- _Exercise goal_
Find the word "icon" in the records below. List each line containing it.

Page and application data records:
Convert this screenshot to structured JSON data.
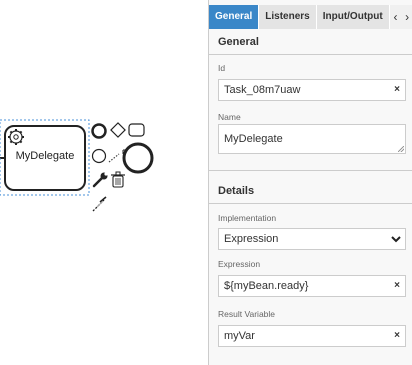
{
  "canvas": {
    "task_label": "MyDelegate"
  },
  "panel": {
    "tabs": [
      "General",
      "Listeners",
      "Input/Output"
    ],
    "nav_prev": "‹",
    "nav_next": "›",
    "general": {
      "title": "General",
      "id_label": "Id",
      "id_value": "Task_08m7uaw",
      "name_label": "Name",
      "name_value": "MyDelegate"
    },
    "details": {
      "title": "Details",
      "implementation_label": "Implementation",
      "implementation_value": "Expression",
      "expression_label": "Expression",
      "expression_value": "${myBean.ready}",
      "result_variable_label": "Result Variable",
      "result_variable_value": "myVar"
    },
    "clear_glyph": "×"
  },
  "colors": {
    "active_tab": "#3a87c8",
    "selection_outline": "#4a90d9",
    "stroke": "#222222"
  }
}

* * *

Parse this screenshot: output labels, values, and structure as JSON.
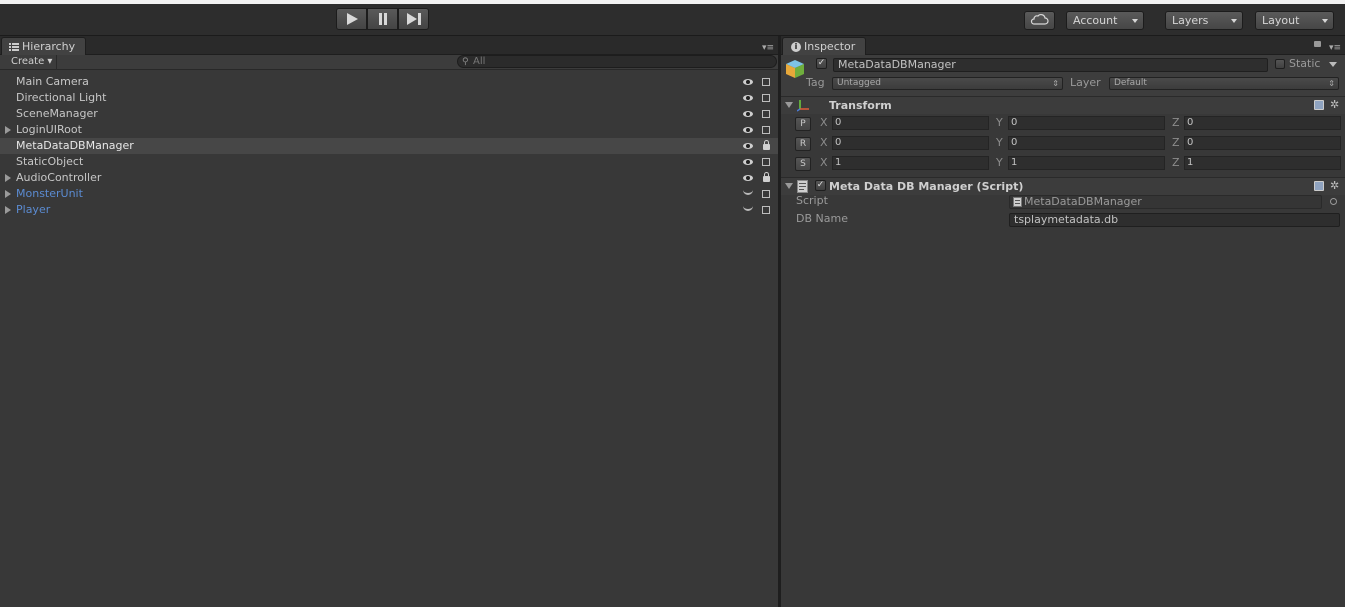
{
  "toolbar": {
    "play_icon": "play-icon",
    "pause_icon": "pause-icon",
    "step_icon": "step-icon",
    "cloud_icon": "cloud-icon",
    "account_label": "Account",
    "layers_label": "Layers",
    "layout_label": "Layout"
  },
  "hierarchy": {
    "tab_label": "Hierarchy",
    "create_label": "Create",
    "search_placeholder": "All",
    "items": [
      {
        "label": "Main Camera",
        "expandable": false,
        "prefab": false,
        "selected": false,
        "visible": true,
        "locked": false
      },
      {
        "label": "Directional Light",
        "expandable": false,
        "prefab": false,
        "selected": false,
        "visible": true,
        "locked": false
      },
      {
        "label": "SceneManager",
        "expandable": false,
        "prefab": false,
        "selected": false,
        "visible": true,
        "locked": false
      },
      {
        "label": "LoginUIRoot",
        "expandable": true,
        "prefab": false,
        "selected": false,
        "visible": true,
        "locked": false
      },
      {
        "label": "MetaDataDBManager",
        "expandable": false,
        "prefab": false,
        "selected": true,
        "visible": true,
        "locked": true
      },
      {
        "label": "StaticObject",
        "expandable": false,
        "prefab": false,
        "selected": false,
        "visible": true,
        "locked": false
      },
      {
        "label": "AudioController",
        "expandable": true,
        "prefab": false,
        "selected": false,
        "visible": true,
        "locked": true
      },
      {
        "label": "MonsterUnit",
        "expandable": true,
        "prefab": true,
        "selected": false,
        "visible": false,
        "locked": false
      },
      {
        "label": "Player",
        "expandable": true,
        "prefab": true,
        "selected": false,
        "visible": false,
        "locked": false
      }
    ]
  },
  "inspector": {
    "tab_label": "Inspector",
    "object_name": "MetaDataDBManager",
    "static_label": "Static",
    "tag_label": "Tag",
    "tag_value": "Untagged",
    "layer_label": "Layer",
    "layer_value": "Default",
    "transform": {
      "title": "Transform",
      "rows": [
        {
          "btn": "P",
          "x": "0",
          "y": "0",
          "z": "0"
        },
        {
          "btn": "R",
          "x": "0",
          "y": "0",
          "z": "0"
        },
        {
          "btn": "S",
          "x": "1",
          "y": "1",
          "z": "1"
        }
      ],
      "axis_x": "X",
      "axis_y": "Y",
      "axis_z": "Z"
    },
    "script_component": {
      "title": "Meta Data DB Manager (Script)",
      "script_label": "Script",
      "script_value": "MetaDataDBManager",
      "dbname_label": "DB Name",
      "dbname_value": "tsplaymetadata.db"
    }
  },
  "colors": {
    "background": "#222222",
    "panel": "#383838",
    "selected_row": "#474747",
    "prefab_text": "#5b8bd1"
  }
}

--

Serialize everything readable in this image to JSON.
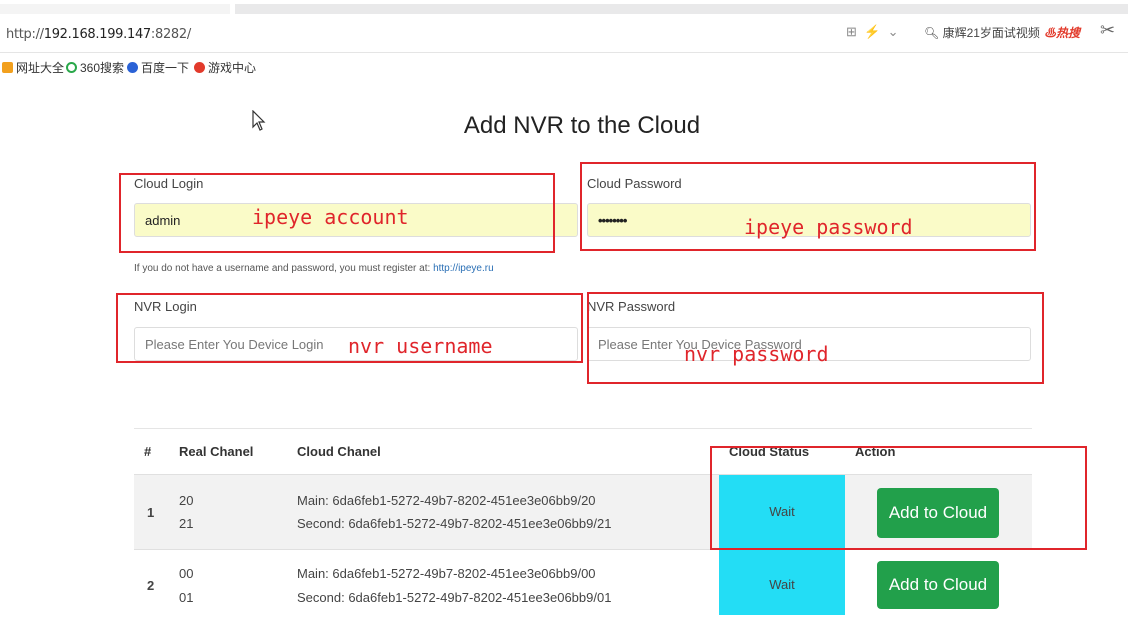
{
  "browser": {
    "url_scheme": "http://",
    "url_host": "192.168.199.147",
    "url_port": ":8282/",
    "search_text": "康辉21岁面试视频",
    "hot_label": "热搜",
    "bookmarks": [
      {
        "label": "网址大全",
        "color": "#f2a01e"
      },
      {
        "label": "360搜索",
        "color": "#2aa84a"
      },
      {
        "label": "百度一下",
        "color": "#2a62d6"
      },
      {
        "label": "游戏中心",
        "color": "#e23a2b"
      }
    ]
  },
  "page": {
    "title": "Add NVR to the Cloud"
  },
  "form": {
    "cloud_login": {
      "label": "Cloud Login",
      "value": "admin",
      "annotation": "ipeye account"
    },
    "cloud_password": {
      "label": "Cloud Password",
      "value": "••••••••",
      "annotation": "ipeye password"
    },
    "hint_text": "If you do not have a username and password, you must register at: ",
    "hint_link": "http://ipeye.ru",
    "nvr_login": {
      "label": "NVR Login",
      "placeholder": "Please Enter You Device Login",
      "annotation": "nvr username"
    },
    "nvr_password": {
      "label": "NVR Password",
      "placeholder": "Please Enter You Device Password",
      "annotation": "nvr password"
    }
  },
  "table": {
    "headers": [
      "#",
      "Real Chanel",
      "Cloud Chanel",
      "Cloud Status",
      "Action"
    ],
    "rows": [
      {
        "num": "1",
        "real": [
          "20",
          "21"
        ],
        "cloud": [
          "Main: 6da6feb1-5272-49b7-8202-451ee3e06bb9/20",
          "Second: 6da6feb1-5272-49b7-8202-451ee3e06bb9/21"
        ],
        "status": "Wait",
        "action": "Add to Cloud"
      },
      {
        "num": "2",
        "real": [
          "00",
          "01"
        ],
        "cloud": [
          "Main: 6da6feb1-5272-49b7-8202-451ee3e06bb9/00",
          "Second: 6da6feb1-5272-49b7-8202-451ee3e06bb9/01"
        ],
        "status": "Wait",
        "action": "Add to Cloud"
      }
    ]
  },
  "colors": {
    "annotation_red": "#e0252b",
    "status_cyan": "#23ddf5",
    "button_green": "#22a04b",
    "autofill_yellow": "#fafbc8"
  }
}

- _Result of this task_
    "play_icon": "play-icon",
    "pause_icon": "pause-icon",
    "step_icon": "step-icon",
    "cloud_icon": "cloud-icon",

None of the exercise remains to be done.